By taking this double-barreled approach, the idea was to correlate and fill in the gaps created by critics of the physiological-only, and the behaviour-only camps. By covering both bases at the same time, Charmaine produced a much more comprehensive set of results than just one of these fields would have revealed.

Although the full methodology is too large to sum up in a single, short blog, and the results too lengthy for me to list here, our interest rests with the outcome. What did all of this longwinded research actually show?

What was the result?

In what might come as a surprise to nobody, there were both behaviour and physiological differences between the optimally kept fish, and those closer to spa conditions. So, although it might not be unexpected, now at least people aren’t in such a strong position if they say ‘nobody knows how spa fish feel.’ We have a better idea now, and the suggestion is that they possibly feel rubbish.

The behaviour of fish avoiding novel objects placed in their tanks was markedly higher in the overstocked aquaria, regardless of whether those tanks had enrichment inside or not. On the back of that, I’m guessing that it doesn’t really make much difference whether or not a spa has a hidey hole for the fish, they could still be stressed.

As for cortisol levels, the difference was quite large indeed between the various environments, with fish from the overstocked tanks testing for over twice as much cortisol in their water as the optimally stocked Garra (after factoring differences in for stocking levels.) That’s not to say that cortisol wasn’t being produced by the fish in optimally stocked environments, because it was.

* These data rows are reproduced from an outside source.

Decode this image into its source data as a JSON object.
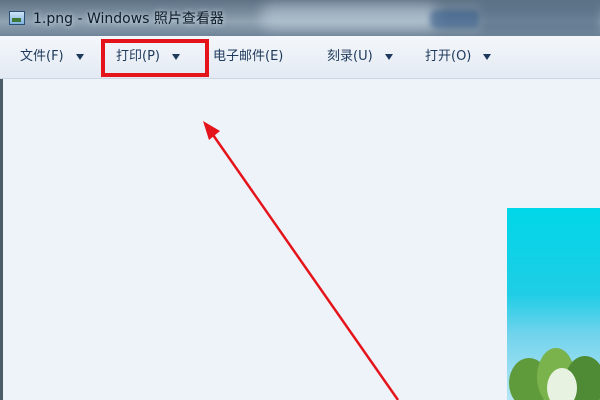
{
  "window": {
    "title": "1.png - Windows 照片查看器"
  },
  "toolbar": {
    "items": [
      {
        "label": "文件(F)",
        "has_dropdown": true
      },
      {
        "label": "打印(P)",
        "has_dropdown": true,
        "highlighted": true
      },
      {
        "label": "电子邮件(E)",
        "has_dropdown": false
      },
      {
        "label": "刻录(U)",
        "has_dropdown": true
      },
      {
        "label": "打开(O)",
        "has_dropdown": true
      }
    ]
  },
  "colors": {
    "highlight": "#e5141b",
    "annotation_arrow": "#e5141b",
    "toolbar_text": "#1e395b",
    "viewer_background": "#eef2f9"
  },
  "icons": {
    "app": "photo-viewer-icon",
    "dropdown": "chevron-down-icon"
  }
}
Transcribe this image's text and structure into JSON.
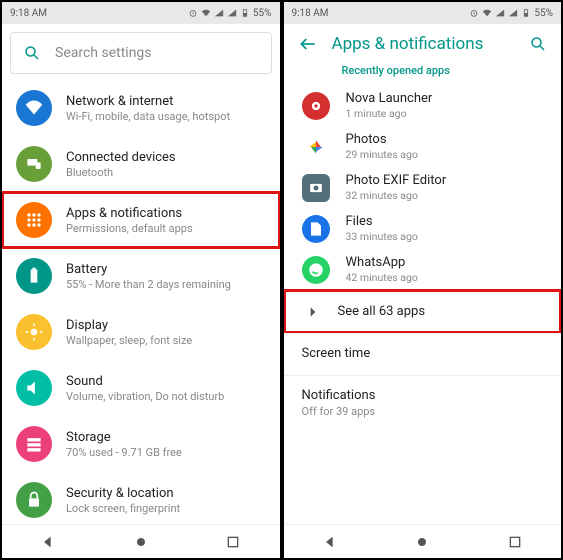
{
  "status": {
    "time": "9:18 AM",
    "battery": "55%"
  },
  "left": {
    "search_placeholder": "Search settings",
    "items": [
      {
        "title": "Network & internet",
        "sub": "Wi-Fi, mobile, data usage, hotspot"
      },
      {
        "title": "Connected devices",
        "sub": "Bluetooth"
      },
      {
        "title": "Apps & notifications",
        "sub": "Permissions, default apps"
      },
      {
        "title": "Battery",
        "sub": "55% - More than 2 days remaining"
      },
      {
        "title": "Display",
        "sub": "Wallpaper, sleep, font size"
      },
      {
        "title": "Sound",
        "sub": "Volume, vibration, Do not disturb"
      },
      {
        "title": "Storage",
        "sub": "70% used - 9.71 GB free"
      },
      {
        "title": "Security & location",
        "sub": "Lock screen, fingerprint"
      }
    ]
  },
  "right": {
    "header": "Apps & notifications",
    "subheader": "Recently opened apps",
    "apps": [
      {
        "title": "Nova Launcher",
        "sub": "1 minute ago"
      },
      {
        "title": "Photos",
        "sub": "29 minutes ago"
      },
      {
        "title": "Photo EXIF Editor",
        "sub": "32 minutes ago"
      },
      {
        "title": "Files",
        "sub": "33 minutes ago"
      },
      {
        "title": "WhatsApp",
        "sub": "42 minutes ago"
      }
    ],
    "see_all": "See all 63 apps",
    "screen_time": "Screen time",
    "notifications_title": "Notifications",
    "notifications_sub": "Off for 39 apps"
  }
}
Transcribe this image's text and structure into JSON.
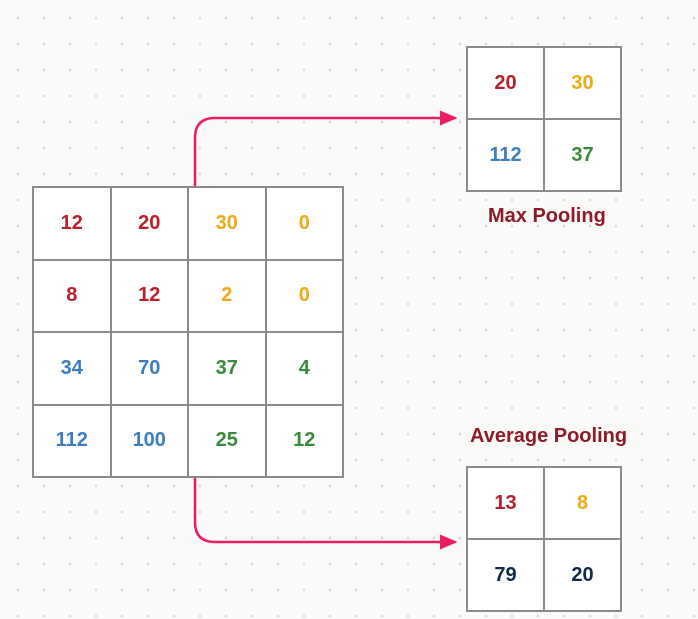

But to nowhere near the extent as those fish in the overcrowded conditions.

An important consideration to bear in mind here is that the cortisol level in the optimally stocked tanks didn’t increase in response to novel object addition, above their nominal values.

Interestingly, previous research with some species of fish (especially trout) indicates that we would often expect cortisol levels to go down with an increase of stocking density, quite the opposite of what we have here.

Of course, Charmaine is aware of the shortcomings of her research, as comprehensive as it is. She notes that many factors need to be considered, especially in any future experiments of this nature.

She notes, for example, that there are observed differences in some fish species as to how quickly they alter their bold or shy behaviour depending on their sex, with females learning faster, and becoming bolder than male fish. With Garra so difficult to sex, it would be difficult to factor such data in the existing work.

She also suggests that the choice of enrichment may be improved upon, with plastic plants being somewhat distant from the Garra’s usual choice of rocks and sediment. Although, given that the fish in question were donated by Maidenhead Aquatics Moreton Park for the purpose of the experiment, and given that their history was one of a Far Eastern farm, it’s unlikely that said fish would have had any real idea of what their natural habitat should be.

Whatever the pitfalls, the work shows for the first time a good correlation between stress in Garra rufa in foot spa conditions compared to those kept the way that any other aquarist conforming with the Animal Welfare Act would keep them.

It’s worth remembering, of course, that this isn’t the final word on Garra rufa spas, and that we shouldn’t all race down to our local facilities with burning torches and pitchforks, but it does at least offer a good opening to any researchers wishing to take the subject further, as well as a discussion topic to bring up with those pro-spa folks out there.

Who knows? Maybe one day we’ll all be able to hold strong empirical evidence in our hands and state 'I told you so' as we beat down the doors of fish pedicure centres. We’re just not quite there yet.

Huge thanks go out to Charmaine Millar who openly shared her entire dissertation with us at Practical Fishkeeping, as well as to Peter Hands from Maidenhead Aquatics, without whom the whole project would have been devoid of fishy subjects.